● WORK TO BE COMPLETED
Note each line of the entries that includes "image". Then copy those lines.

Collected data
=-=-=-=-=

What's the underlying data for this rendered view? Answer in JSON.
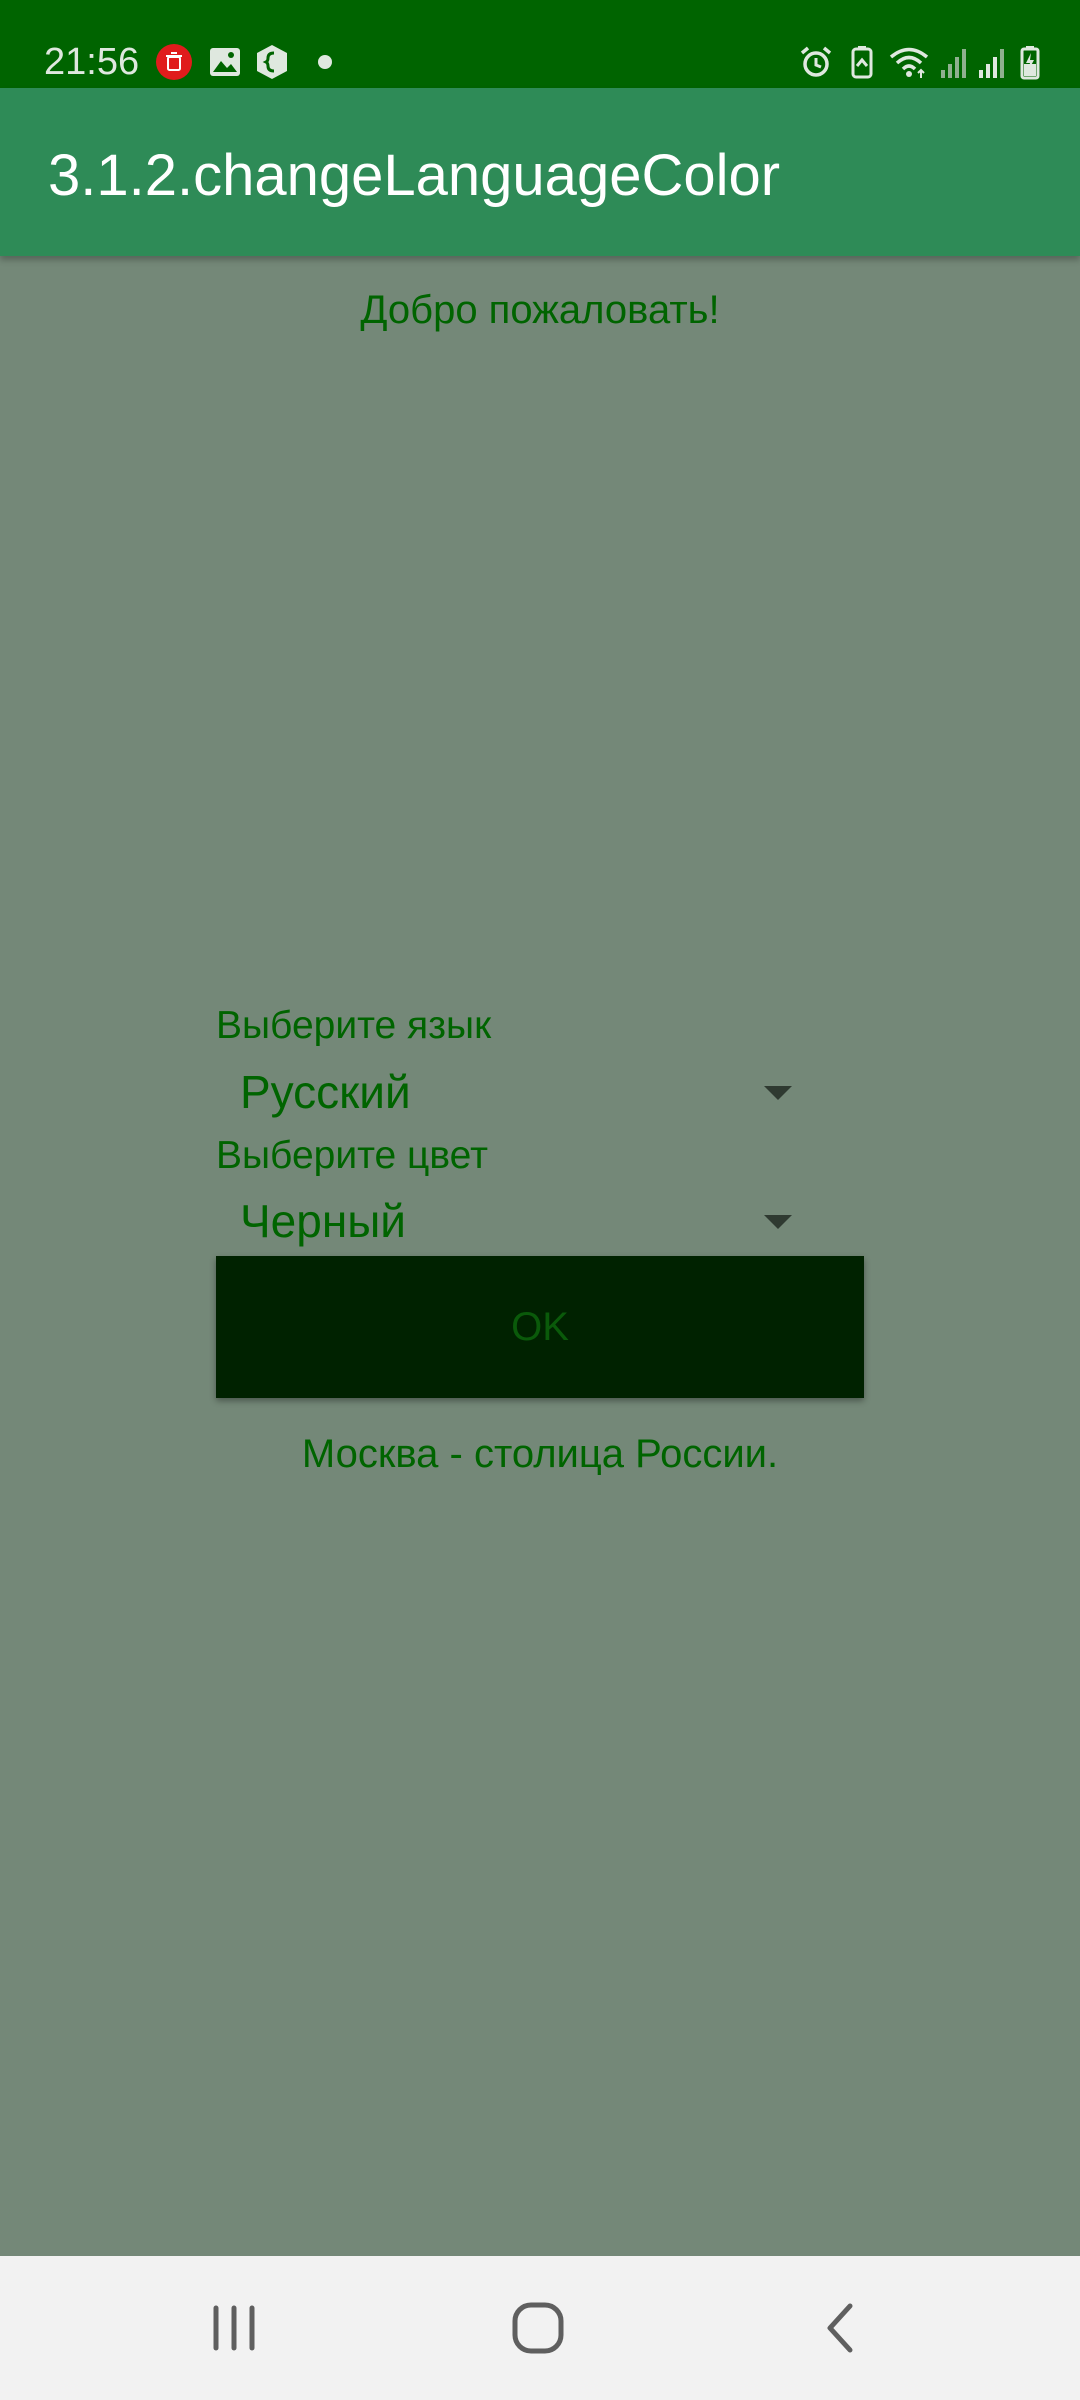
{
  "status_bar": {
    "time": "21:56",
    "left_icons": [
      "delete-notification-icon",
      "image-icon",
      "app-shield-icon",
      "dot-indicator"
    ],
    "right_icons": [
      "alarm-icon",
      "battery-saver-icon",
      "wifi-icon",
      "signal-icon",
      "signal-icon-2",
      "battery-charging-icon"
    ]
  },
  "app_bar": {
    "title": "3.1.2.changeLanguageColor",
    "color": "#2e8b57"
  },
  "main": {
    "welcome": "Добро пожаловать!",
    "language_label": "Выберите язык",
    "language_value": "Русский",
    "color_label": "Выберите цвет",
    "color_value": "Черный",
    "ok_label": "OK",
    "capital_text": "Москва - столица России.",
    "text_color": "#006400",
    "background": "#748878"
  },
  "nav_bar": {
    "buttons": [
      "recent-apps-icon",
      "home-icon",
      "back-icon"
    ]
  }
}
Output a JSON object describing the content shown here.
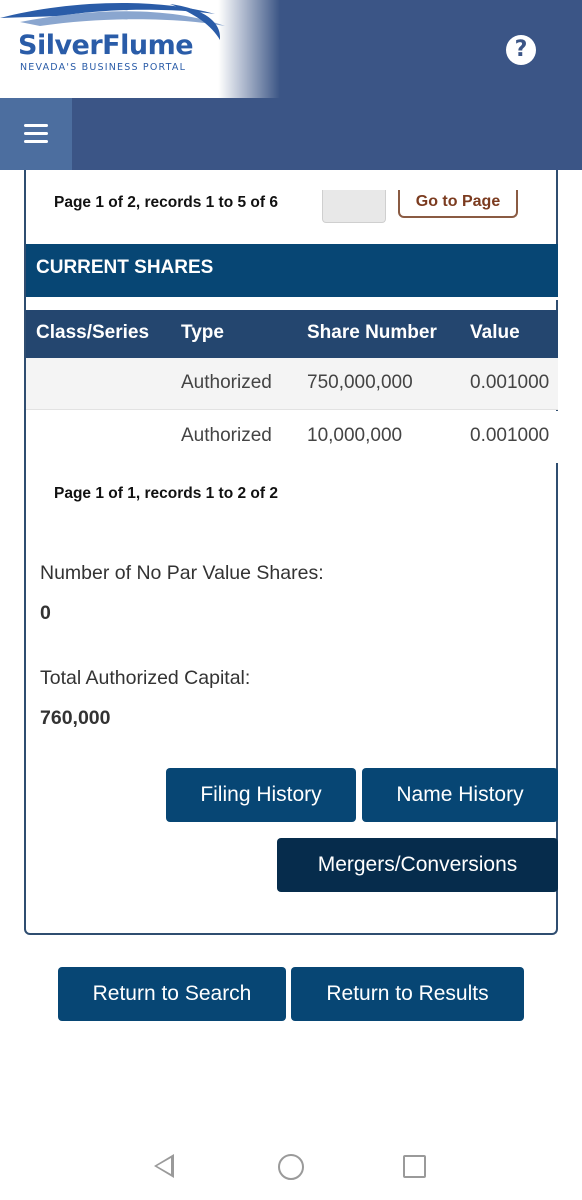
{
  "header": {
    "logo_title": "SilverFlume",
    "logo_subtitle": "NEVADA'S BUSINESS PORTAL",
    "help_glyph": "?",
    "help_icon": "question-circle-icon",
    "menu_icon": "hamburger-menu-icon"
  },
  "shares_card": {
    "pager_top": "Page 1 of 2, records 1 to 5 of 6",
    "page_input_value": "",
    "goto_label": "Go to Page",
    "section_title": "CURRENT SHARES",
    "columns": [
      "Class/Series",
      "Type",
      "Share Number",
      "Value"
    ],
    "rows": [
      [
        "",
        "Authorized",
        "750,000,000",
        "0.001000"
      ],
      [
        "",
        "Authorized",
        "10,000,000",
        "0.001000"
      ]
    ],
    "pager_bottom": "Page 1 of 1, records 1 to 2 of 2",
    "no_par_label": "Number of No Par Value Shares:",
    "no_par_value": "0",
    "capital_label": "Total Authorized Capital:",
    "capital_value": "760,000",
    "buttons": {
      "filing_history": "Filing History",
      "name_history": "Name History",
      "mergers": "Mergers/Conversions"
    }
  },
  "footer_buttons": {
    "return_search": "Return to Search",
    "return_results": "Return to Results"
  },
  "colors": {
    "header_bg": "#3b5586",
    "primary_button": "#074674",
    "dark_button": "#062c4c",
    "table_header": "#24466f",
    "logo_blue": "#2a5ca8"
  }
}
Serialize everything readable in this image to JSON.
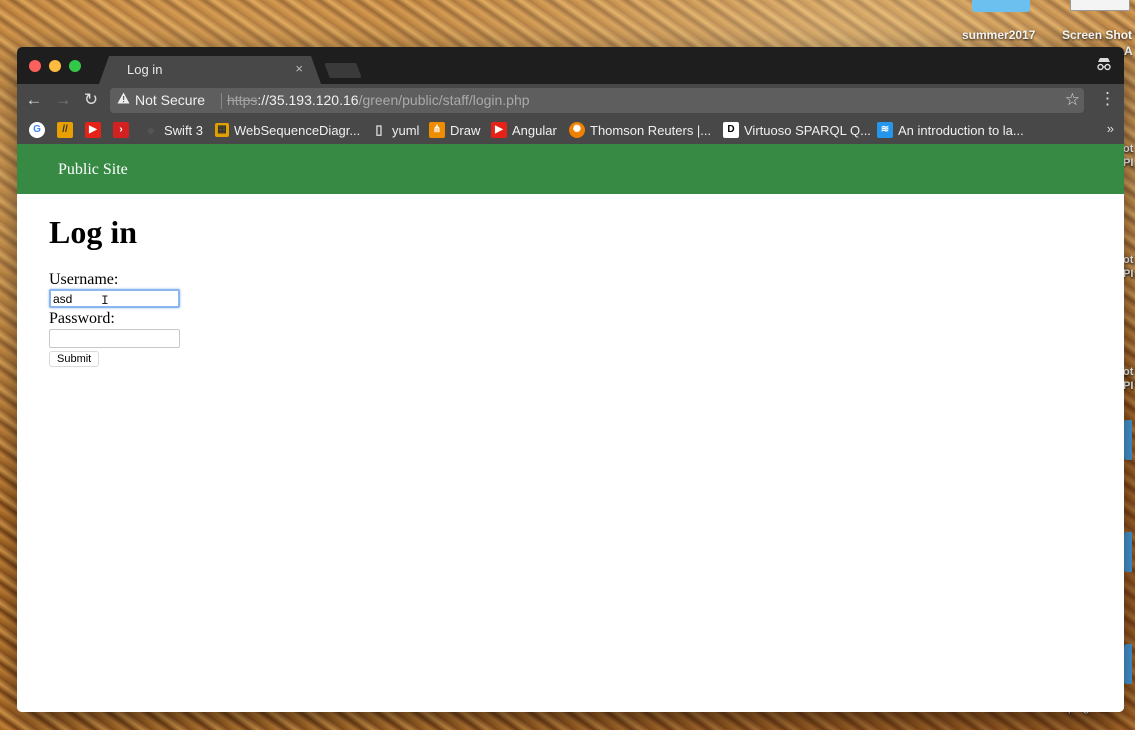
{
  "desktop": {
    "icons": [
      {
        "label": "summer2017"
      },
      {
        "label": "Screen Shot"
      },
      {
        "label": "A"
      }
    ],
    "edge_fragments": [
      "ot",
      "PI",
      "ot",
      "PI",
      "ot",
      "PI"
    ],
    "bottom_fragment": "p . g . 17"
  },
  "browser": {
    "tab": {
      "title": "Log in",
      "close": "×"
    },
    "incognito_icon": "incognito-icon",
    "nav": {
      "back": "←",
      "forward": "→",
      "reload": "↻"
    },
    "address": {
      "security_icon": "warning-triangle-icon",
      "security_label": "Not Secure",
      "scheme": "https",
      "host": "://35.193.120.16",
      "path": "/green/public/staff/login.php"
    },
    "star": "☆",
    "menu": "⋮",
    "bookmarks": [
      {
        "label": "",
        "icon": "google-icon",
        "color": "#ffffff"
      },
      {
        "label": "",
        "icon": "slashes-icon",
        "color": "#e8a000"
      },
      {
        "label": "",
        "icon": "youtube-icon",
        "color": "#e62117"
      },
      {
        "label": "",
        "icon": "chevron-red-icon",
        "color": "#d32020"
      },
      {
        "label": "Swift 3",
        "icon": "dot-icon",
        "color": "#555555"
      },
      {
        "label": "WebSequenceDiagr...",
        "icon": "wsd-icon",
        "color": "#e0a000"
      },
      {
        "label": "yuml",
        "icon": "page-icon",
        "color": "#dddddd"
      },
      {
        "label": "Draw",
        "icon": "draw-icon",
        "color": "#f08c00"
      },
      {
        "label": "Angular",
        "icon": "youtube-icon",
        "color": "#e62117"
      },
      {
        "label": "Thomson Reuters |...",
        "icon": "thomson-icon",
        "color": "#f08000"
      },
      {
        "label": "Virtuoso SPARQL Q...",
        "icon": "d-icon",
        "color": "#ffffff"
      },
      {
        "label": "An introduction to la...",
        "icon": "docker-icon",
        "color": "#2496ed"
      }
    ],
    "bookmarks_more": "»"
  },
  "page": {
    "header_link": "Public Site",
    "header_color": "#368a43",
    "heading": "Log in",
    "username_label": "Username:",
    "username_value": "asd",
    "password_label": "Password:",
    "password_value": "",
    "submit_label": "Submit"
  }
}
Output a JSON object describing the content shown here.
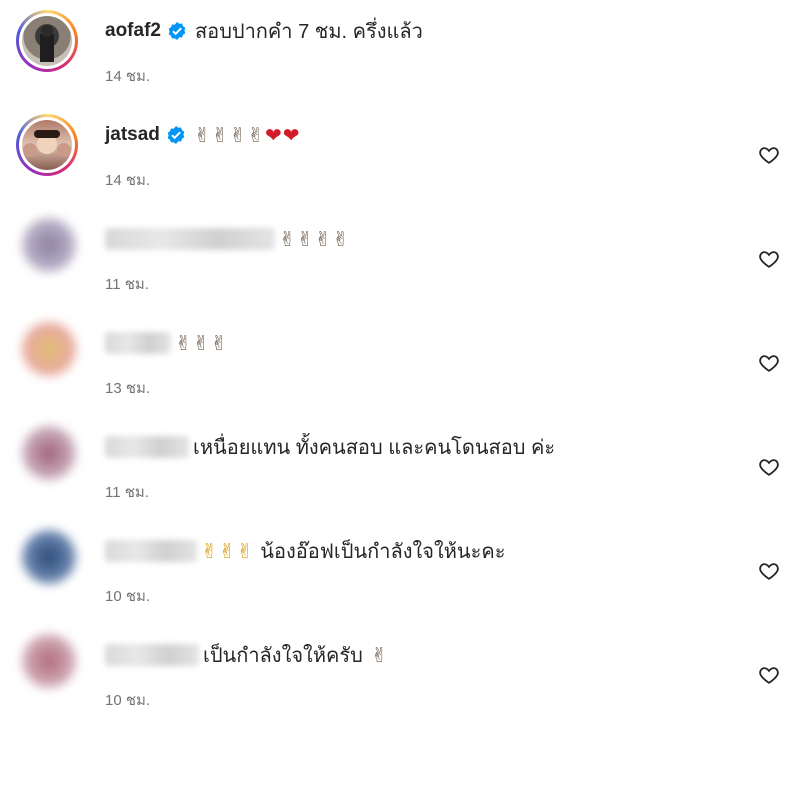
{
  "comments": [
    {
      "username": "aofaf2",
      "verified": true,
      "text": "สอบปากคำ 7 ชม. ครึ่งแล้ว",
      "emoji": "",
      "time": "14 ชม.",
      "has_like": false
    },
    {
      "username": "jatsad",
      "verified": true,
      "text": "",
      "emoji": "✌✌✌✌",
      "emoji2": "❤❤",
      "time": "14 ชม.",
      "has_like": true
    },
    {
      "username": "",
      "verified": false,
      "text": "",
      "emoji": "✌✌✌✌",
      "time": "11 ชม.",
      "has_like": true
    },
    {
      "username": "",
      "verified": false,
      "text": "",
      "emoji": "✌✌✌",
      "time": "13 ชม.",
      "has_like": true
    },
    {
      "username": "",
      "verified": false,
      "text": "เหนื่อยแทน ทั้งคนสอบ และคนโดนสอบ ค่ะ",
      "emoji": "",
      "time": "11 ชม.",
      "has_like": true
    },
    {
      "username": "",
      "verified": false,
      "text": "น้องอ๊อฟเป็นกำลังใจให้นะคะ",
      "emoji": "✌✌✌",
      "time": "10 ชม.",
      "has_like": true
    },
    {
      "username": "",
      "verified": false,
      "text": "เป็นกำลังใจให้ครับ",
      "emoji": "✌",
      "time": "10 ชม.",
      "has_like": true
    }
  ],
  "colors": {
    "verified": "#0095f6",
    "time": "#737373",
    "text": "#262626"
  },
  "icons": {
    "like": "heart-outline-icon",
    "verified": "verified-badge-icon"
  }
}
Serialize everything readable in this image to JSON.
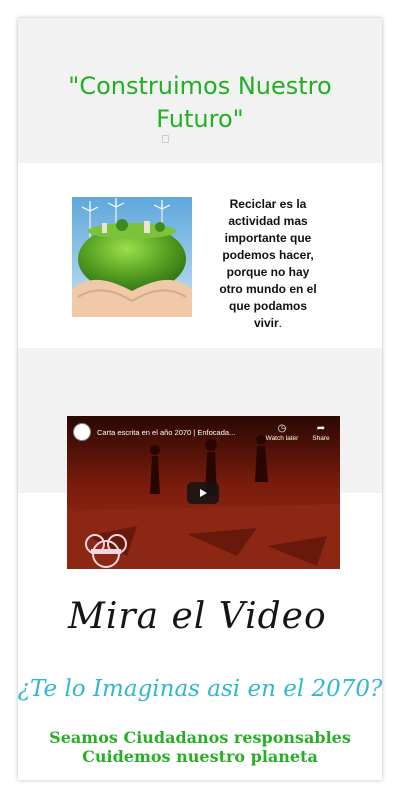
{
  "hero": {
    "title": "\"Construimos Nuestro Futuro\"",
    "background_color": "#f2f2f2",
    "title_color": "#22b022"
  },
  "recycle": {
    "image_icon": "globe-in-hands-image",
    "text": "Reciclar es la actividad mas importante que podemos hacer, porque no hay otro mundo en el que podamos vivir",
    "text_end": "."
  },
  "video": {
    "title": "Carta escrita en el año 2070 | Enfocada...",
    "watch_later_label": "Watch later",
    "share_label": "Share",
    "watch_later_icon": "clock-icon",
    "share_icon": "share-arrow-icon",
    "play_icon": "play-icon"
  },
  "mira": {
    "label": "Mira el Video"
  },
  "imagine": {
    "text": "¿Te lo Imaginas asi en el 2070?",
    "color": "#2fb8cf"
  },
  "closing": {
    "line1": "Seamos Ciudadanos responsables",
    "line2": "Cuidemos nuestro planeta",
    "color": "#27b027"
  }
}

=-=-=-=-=

● ANSWER TO THIS TASK
      "image-icon",
Serialize everything readable in this image to JSON.
Serialize everything readable in this image to JSON.
    "image_icon": "globe-in-hands-image",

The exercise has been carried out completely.